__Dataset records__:
-----

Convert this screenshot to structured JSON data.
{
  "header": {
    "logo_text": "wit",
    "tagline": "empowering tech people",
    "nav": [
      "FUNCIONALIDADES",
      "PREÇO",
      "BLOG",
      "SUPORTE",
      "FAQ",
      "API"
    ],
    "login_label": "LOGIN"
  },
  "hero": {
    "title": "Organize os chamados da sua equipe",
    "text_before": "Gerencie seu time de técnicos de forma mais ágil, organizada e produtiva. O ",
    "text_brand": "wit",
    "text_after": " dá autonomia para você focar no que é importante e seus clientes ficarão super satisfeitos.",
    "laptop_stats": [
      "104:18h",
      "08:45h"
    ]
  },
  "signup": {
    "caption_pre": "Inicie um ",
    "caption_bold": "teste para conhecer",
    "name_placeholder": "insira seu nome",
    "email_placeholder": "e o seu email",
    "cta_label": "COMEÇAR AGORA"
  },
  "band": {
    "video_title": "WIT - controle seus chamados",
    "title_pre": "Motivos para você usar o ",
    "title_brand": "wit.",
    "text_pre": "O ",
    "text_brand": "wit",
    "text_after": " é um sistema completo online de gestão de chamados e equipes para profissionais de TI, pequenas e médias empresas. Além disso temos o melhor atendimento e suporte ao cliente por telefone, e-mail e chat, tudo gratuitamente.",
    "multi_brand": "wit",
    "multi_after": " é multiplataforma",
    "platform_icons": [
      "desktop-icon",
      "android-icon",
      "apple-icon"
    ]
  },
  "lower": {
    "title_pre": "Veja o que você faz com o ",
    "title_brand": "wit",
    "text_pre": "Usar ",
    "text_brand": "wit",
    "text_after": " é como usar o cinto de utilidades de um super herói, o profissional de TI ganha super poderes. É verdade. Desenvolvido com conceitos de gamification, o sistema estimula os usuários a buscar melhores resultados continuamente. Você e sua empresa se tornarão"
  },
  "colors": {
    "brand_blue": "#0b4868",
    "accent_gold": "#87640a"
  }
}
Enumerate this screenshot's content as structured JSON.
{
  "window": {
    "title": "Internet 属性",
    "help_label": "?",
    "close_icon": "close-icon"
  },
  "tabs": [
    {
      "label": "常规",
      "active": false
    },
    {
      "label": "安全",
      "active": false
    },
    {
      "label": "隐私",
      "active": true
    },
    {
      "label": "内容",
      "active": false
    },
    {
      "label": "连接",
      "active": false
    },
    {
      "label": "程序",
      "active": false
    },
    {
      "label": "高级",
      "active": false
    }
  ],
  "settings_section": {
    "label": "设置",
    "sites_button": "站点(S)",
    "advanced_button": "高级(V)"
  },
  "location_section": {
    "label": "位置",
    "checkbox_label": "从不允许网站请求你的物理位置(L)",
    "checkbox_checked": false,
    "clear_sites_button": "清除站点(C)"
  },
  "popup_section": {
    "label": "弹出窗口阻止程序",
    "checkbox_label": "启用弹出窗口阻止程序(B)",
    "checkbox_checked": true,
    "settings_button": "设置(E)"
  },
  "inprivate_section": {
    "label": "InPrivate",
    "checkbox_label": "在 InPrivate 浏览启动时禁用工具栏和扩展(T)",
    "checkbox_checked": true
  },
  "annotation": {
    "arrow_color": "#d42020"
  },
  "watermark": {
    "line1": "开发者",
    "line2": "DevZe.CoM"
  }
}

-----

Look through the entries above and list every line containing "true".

      "active": true
    "checkbox_checked": true,
    "checkbox_checked": true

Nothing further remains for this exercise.